**Your objective:** Each line of data below is to be returned exactly, leaving out any picture.

**Input data:**

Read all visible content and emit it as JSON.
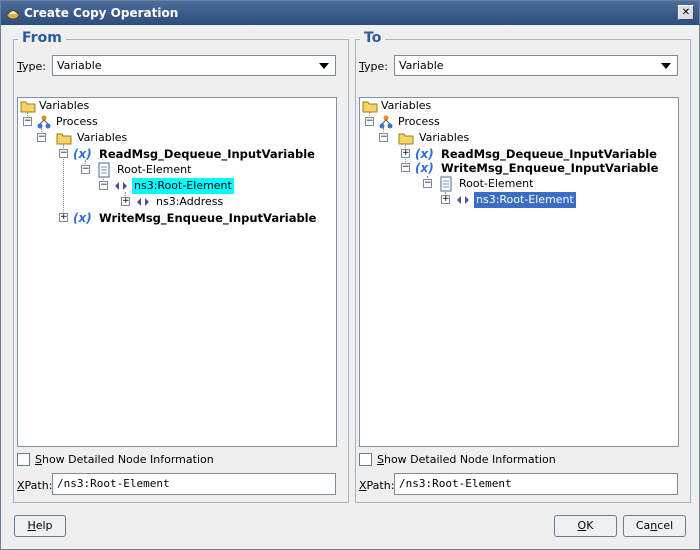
{
  "window": {
    "title": "Create Copy Operation",
    "close_glyph": "✕"
  },
  "from": {
    "legend": "From",
    "type_label": "ype:",
    "type_label_mnemonic": "T",
    "type_value": "Variable",
    "tree": {
      "variables_root": "Variables",
      "process": "Process",
      "variables": "Variables",
      "read_var": "ReadMsg_Dequeue_InputVariable",
      "root_element": "Root-Element",
      "ns3_root": "ns3:Root-Element",
      "ns3_address": "ns3:Address",
      "write_var": "WriteMsg_Enqueue_InputVariable"
    },
    "show_detail": {
      "mnemonic": "S",
      "label": "how Detailed Node Information",
      "checked": false
    },
    "xpath_label_mnemonic": "X",
    "xpath_label": "Path:",
    "xpath_value": "/ns3:Root-Element"
  },
  "to": {
    "legend": "To",
    "type_label": "ype:",
    "type_label_mnemonic": "T",
    "type_value": "Variable",
    "tree": {
      "variables_root": "Variables",
      "process": "Process",
      "variables": "Variables",
      "read_var": "ReadMsg_Dequeue_InputVariable",
      "write_var": "WriteMsg_Enqueue_InputVariable",
      "root_element": "Root-Element",
      "ns3_root": "ns3:Root-Element"
    },
    "show_detail": {
      "mnemonic": "S",
      "label": "how Detailed Node Information",
      "checked": false
    },
    "xpath_label_mnemonic": "X",
    "xpath_label": "Path:",
    "xpath_value": "/ns3:Root-Element"
  },
  "buttons": {
    "help_mnemonic": "H",
    "help_rest": "elp",
    "ok_mnemonic": "O",
    "ok_rest": "K",
    "cancel_prefix": "Ca",
    "cancel_mnemonic": "n",
    "cancel_suffix": "cel"
  },
  "colors": {
    "legend": "#2a5a9e",
    "highlight_cyan": "#00ffff",
    "highlight_blue": "#3a6ec4",
    "titlebar": "#3a5e8e"
  },
  "icons": {
    "folder": "folder-icon",
    "process": "process-icon",
    "variable": "variable-icon",
    "document": "document-icon",
    "element": "element-icon"
  }
}
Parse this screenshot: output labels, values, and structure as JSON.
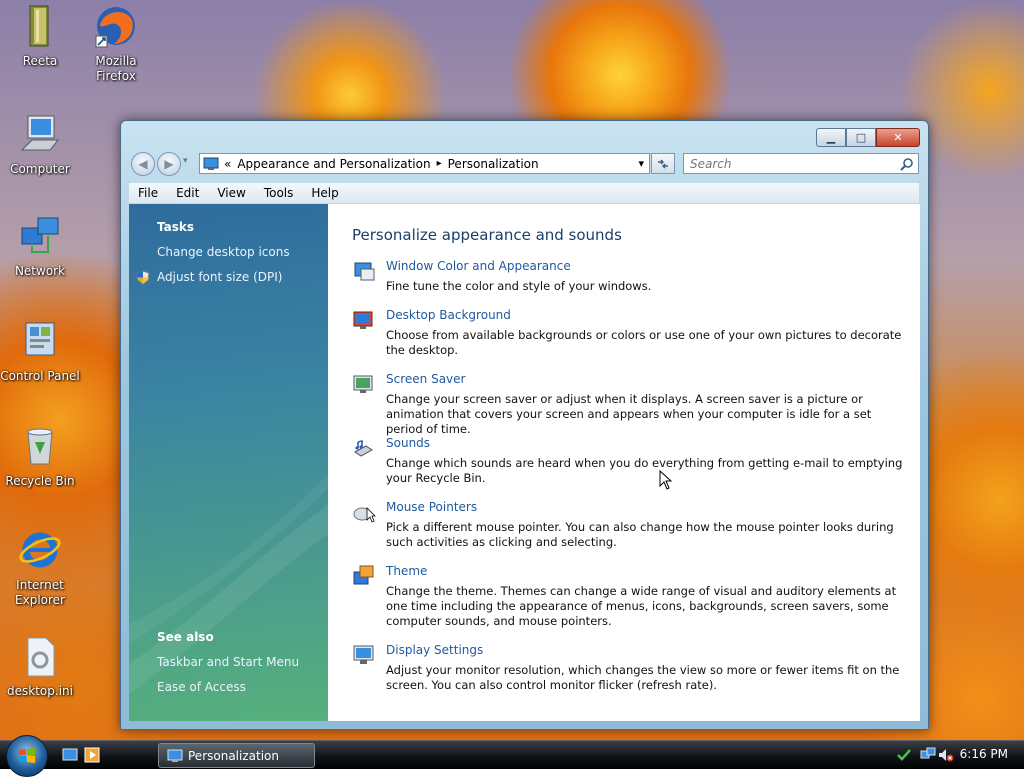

**Output:**
Read all visible content and emit it as JSON.
{
  "window": {
    "title": "Create Copy Operation",
    "close_glyph": "✕"
  },
  "from": {
    "legend": "From",
    "type_label": "ype:",
    "type_label_mnemonic": "T",
    "type_value": "Variable",
    "tree": {
      "variables_root": "Variables",
      "process": "Process",
      "variables": "Variables",
      "read_var": "ReadMsg_Dequeue_InputVariable",
      "root_element": "Root-Element",
      "ns3_root": "ns3:Root-Element",
      "ns3_address": "ns3:Address",
      "write_var": "WriteMsg_Enqueue_InputVariable"
    },
    "show_detail": {
      "mnemonic": "S",
      "label": "how Detailed Node Information",
      "checked": false
    },
    "xpath_label_mnemonic": "X",
    "xpath_label": "Path:",
    "xpath_value": "/ns3:Root-Element"
  },
  "to": {
    "legend": "To",
    "type_label": "ype:",
    "type_label_mnemonic": "T",
    "type_value": "Variable",
    "tree": {
      "variables_root": "Variables",
      "process": "Process",
      "variables": "Variables",
      "read_var": "ReadMsg_Dequeue_InputVariable",
      "write_var": "WriteMsg_Enqueue_InputVariable",
      "root_element": "Root-Element",
      "ns3_root": "ns3:Root-Element"
    },
    "show_detail": {
      "mnemonic": "S",
      "label": "how Detailed Node Information",
      "checked": false
    },
    "xpath_label_mnemonic": "X",
    "xpath_label": "Path:",
    "xpath_value": "/ns3:Root-Element"
  },
  "buttons": {
    "help_mnemonic": "H",
    "help_rest": "elp",
    "ok_mnemonic": "O",
    "ok_rest": "K",
    "cancel_prefix": "Ca",
    "cancel_mnemonic": "n",
    "cancel_suffix": "cel"
  },
  "colors": {
    "legend": "#2a5a9e",
    "highlight_cyan": "#00ffff",
    "highlight_blue": "#3a6ec4",
    "titlebar": "#3a5e8e"
  },
  "icons": {
    "folder": "folder-icon",
    "process": "process-icon",
    "variable": "variable-icon",
    "document": "document-icon",
    "element": "element-icon"
  }
}
Parse this screenshot: output labels, values, and structure as JSON.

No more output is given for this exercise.